Starbucks said on Wednesday it would close more than half of its stores in China, and hotpot chain Haidilao International Holding said it would temporarily close all of its locations in the mainland as the deadly Wuhan coronavirus worsened.
China is the Seattle-based coffee chain’s largest market outside the United States and has been seen as a major area of growth in its international business by Starbucks chief executive Kevin Johnson. Starbucks had 4,292 stores in China at the end of 2019.
The company said it expected the closures to be temporary, but did not give a timetable for when it would reopen stores. It said it would monitor and modify operating hours for all of its outlets in the mainland in response to the viral outbreak.
Starbucks said it could not estimate the duration of the disruption or how it would reduce customer traffic, but expected the outbreak would “materially affect” its financial results for the second quarter and the full year.

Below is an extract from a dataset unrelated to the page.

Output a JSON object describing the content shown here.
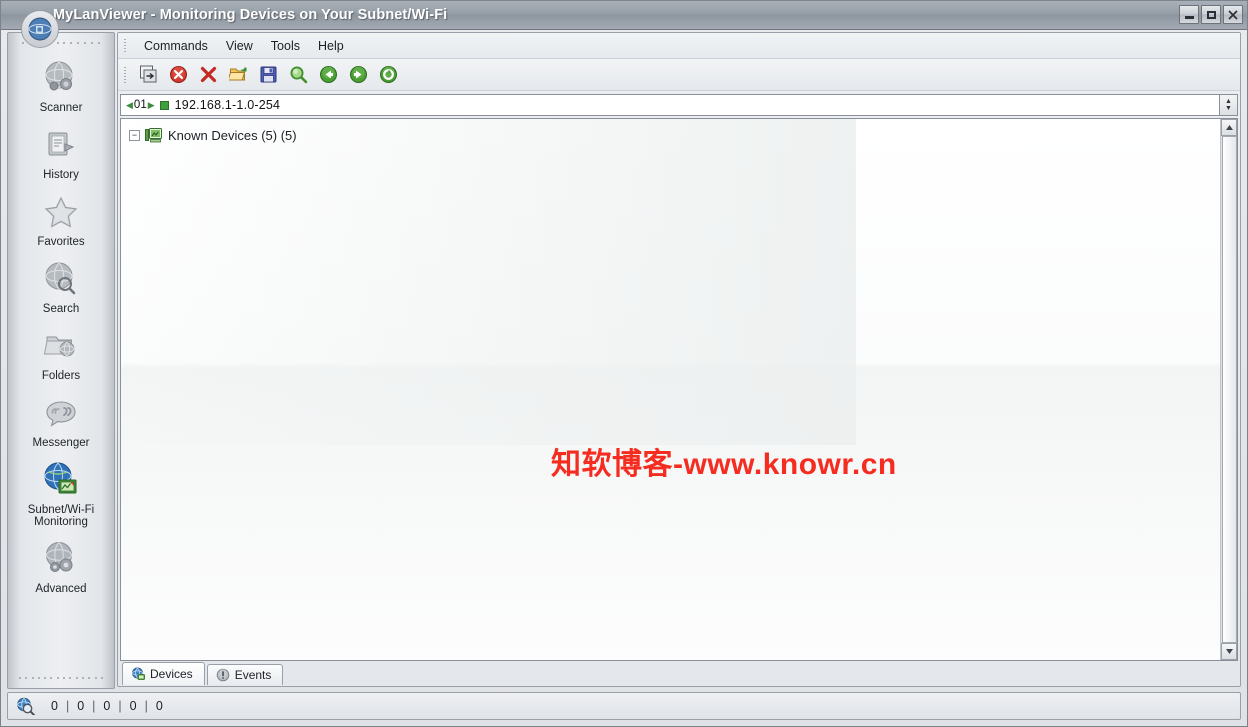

“As events unfold, we will be transparent with all stakeholders in communicating how we are responding to these extraordinary circumstances and the implications for our near-term business results,” Johnson said. “We remain optimistic and committed to the long-term opportunity in China.”
The company’s international segment, which includes China, reported a 20 per cent gain in operating income to US$275.9 million in its financial first quarter. Overall, Starbucks said that its net income rose 16.4 per cent to US$885.7 million in its first quarter.
The quickly spreading strain of coronavirus is believed to have originated in a wet market in Wuhan.
The outbreak has prompted public health officials in China to cancel mass gatherings to celebrate the Lunar New Year holiday and lock down at least 13 cities in Hubei province near the epicentre of the outbreak. The State Council, China’s chief administrative authority, extended the public holidays in the mainland by another two working days to February 2 in the hopes of containing the spread of the viral outbreak.
Haidilao, China’s largest hotpot chain, said it would suspend operation of its restaurants in the mainland until Friday, but not in Hong Kong, Macau or Taiwan. As of the end of June, Haidilao operated 550 restaurants in 116 cities in mainland China.
“If the suspension needs to be extended in response to the development of the epidemic and relevant government policies, the company will make further announcements in due course,” the company said in a stock exchange announcement late on Tuesday.
Shares of Haidilao rose 1 per cent to HK$30 in early trading in Hong Kong on Wednesday.
Jefferies analyst Anne Ling said the move to close Haidilao locations in the mainland was “prudent” given popular hotpot restaurants tend to be in high traffic areas and many malls are closing early or temporarily shutting down for several days.
“Sales from the mainland accounted for 91 per cent of the operation of which around 2 [percentage points] is delivery,” Ling said in a research note on Wednesday. “Average sales per day was around [67 million yuan].” The six day closure is equal to 1 per cent to 1.5 per cent of estimated 2019-2020 sales, said Ling.
Yum China and McDonald’s have also closed locations in China in response to the outbreak.
The closure of stores and restaurants by companies ranging from Haidilao to Ikea shows the delicate line that firms are having to balance as health officials try to stem the crisis, which has echoed the Sars epidemic in 2003.
Sars (severe acute respiratory syndrome) afflicted more than 8,000 people in 37 countries worldwide and killed 299 people in Hong Kong. It also weighed heavily on the Hong Kong economy and other parts of the Asia-Pacific region.
Businesses in Hong Kong have undertaken a number of measures as the latest coronavirus outbreak has worsened, ranging from offering face masks and hand sanitisers to employees to asking workers who have recently travelled to the mainland to self quarantine for two weeks.
Atsi Sheth, managing director at Moody’s Investors Service, said the outbreak, much like Sars, could have “economic consequences” if it escalates further.
“The fear of contagion could dampen consumer demand, and affect tourism, travel, trade and services in affected countries,” Sheth said. “The burden on health care sectors in affected countries would also potentially increase.”
More from South China Morning Post:
- China’s hotpot king Zhang Yong shoves aside real estate magnates as Singapore’s richest man as Haidilao’s stock price doubled
- From hotpot to jackpot: Haidilao founding couple’s fortune still worth US$7 billion as stock comes off the boil on debut
- China coronavirus: about 240 flights a week between Hong Kong and mainland to be cut under new measures to fight outbreak
- Live from Wuhan: millions tune in to watch China build coronavirus hospitals